Book treasures from Ireland, #Ireland #books #travel #celtic

A post shared by Christopher Landrum (@bookbread2) on


Apr 1 2017

Typography and Error

From Irish writer and critic Frank O’Connor (1903-1966) comes an interesting specimen circa 1967:

Never come across a double-line typo before, Frank O’Connor (1967) #Ireland #Literature #typography

A post shared by Christopher Landrum (@bookbread2) on

 


Mar 31 2017

Oliver Goldsmith 251 Years Later: Nothing has Changed

The nineteenth chapter of Oliver Goldsmith’s (1728-1774) sentimental novel The Vicar of Wakefield (1766) is entitled:

“The description of a person discontented with the present government, and apprehensive of the loss of liberties.”

How ’bout them apples?


Mar 24 2017

Goethe at a Glance

Goethe on writing:

After my usual habit—whether a good or a bad one—I wrote down little or nothing of the piece; but worked in my mind the most of it, with all the minutest detail. And there, in my mind, pushed out of thought by many subsequent distractions, it has remained until this moment, when, however, I can recollect nothing but a very faint idea of it.

Italienische Reise, 1816–17. From Goethe’s Travels in Italy: Together with his Second Residence in Rome and Fragments on Italy. Translated by A. J. W. Morrison and Charles Nisbet. London, UK: G. Bell and Sons. 1892. “Below Taormina: on the Sea-shore, May 8, 1787” 288–89.

The complete works take up about 6 shelves:

Complete works of Goethe takes up 6 shelves #Goethe #books #library #deutschland

A post shared by Christopher Landrum (@bookbread2) on


Mar 13 2017

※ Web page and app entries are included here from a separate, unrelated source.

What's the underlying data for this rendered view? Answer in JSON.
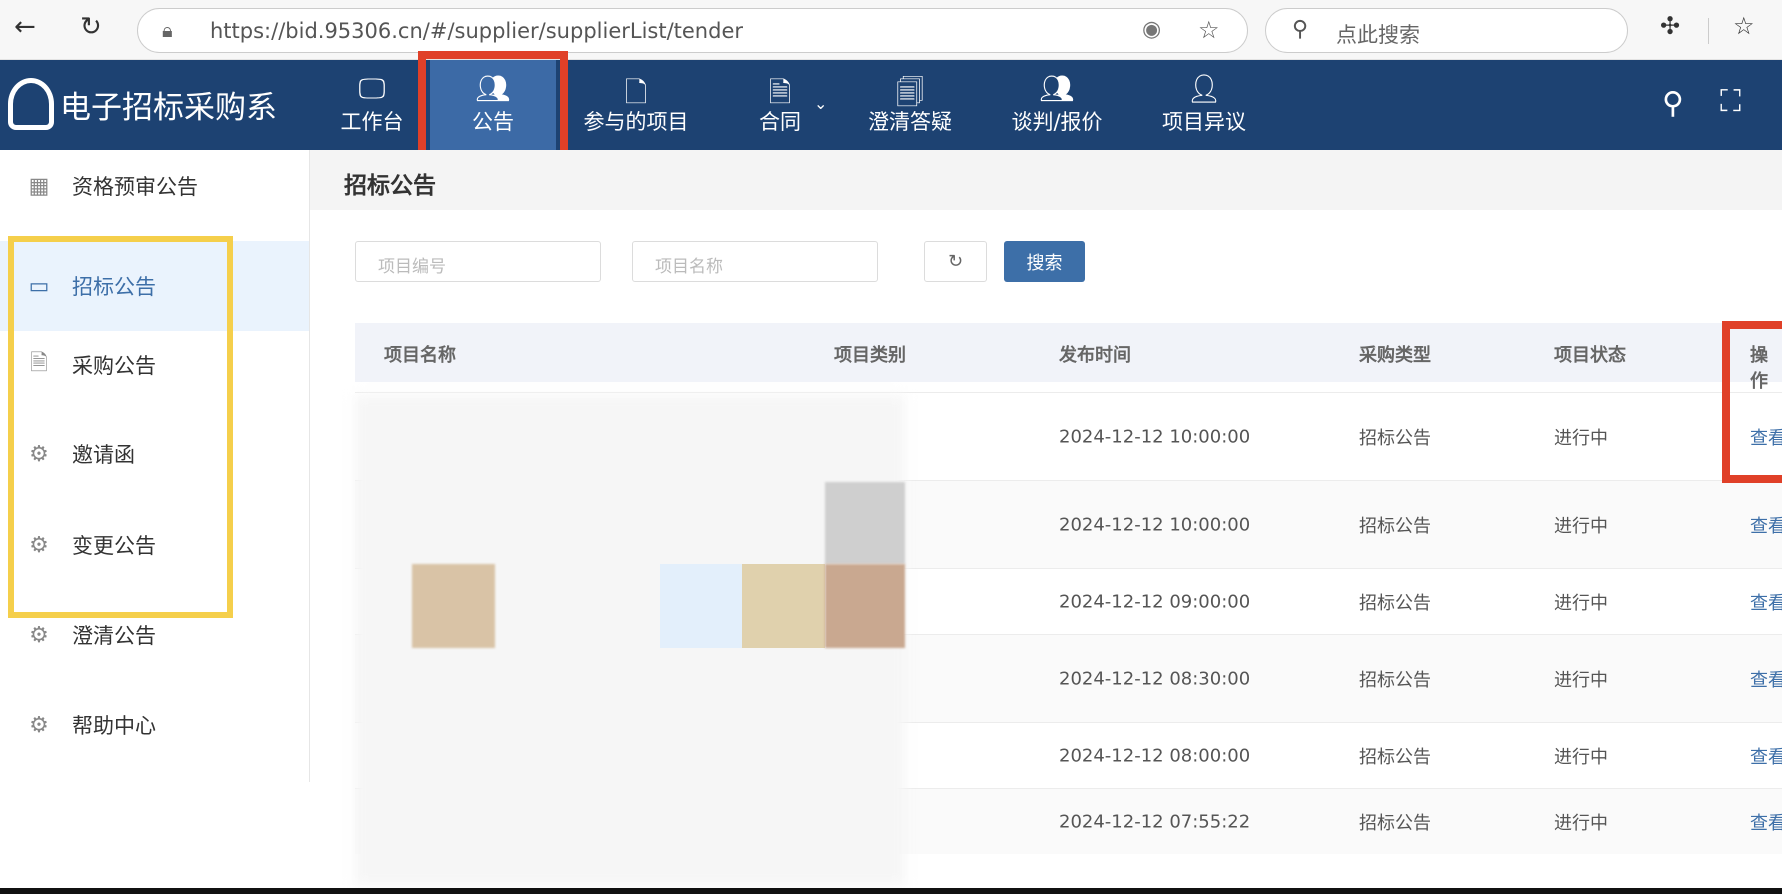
{
  "browser": {
    "url": "https://bid.95306.cn/#/supplier/supplierList/tender",
    "search_placeholder": "点此搜索"
  },
  "nav": {
    "logo_text": "电子招标采购系",
    "items": [
      {
        "label": "工作台",
        "icon": "monitor-icon"
      },
      {
        "label": "公告",
        "icon": "users-icon",
        "active": true
      },
      {
        "label": "参与的项目",
        "icon": "document-icon"
      },
      {
        "label": "合同",
        "icon": "contract-icon"
      },
      {
        "label": "澄清答疑",
        "icon": "qa-icon"
      },
      {
        "label": "谈判/报价",
        "icon": "users-icon"
      },
      {
        "label": "项目异议",
        "icon": "objection-icon"
      }
    ]
  },
  "sidebar": {
    "items": [
      {
        "label": "资格预审公告",
        "icon": "grid-icon"
      },
      {
        "label": "招标公告",
        "icon": "monitor-icon",
        "active": true
      },
      {
        "label": "采购公告",
        "icon": "document-icon"
      },
      {
        "label": "邀请函",
        "icon": "gear-icon"
      },
      {
        "label": "变更公告",
        "icon": "gear-icon"
      },
      {
        "label": "澄清公告",
        "icon": "gear-icon"
      },
      {
        "label": "帮助中心",
        "icon": "gear-icon"
      }
    ]
  },
  "page": {
    "title": "招标公告"
  },
  "filters": {
    "code_placeholder": "项目编号",
    "name_placeholder": "项目名称",
    "search_label": "搜索"
  },
  "table": {
    "headers": [
      "项目名称",
      "项目类别",
      "发布时间",
      "采购类型",
      "项目状态",
      "操作"
    ],
    "rows": [
      {
        "time": "2024-12-12 10:00:00",
        "type": "招标公告",
        "status": "进行中",
        "action": "查看"
      },
      {
        "time": "2024-12-12 10:00:00",
        "type": "招标公告",
        "status": "进行中",
        "action": "查看"
      },
      {
        "time": "2024-12-12 09:00:00",
        "type": "招标公告",
        "status": "进行中",
        "action": "查看"
      },
      {
        "time": "2024-12-12 08:30:00",
        "type": "招标公告",
        "status": "进行中",
        "action": "查看"
      },
      {
        "time": "2024-12-12 08:00:00",
        "type": "招标公告",
        "status": "进行中",
        "action": "查看"
      },
      {
        "time": "2024-12-12 07:55:22",
        "type": "招标公告",
        "status": "进行中",
        "action": "查看"
      }
    ]
  },
  "colors": {
    "nav_bg": "#1d4272",
    "active_nav": "#3c6aa6",
    "accent": "#3d6fa8",
    "highlight_red": "#e04028",
    "highlight_yellow": "#f5cf4b"
  }
}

Seven Days Till St. Patrick’s – Part 4 of 7

 

I had a book on top of my head. I had to get up the stairs without it falling off. If it fell off I would die. It was a hardback book, heavy, the best kind for carrying on your head. I couldn’t remember which one it was. I knew all the books in the house. I knew their shapes and smells. I knew what pages would open if I held them with the spine on the ground and let the sides drop. I knew all the books but I couldn’t remember the name of the one on my head.

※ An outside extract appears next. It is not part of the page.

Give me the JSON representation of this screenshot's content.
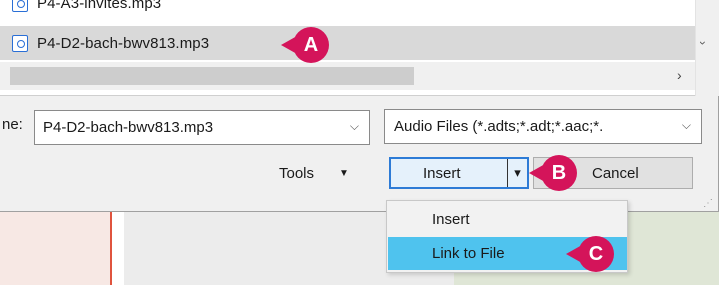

Doyle, Roddy. (1958–) Paddy Clarke Ha Ha Ha. London: Secker & Warburg. 1993. p. 75.

See also “Seven Days Till St. Patrick’s – Part 3 of 7” and

Seven Days Till St. Patrick’s – Part 5 of 7.”


Mar 13 2017

Seven Days Till St. Patrick’s – Part 3 of 7

Today we have the Anglo-Irishman Jonathan Swift (1667-1745):

Books, like men their authors, have no more than one way of coming into the world, but there are then thousand to go out of it and return no more.

A Tale of a Tub (1704)

 See also “Seven Days Till St. Patrick’s – Part 2 of 7” and

Seven Days Till St. Patrick’s – Part 4 of 7.”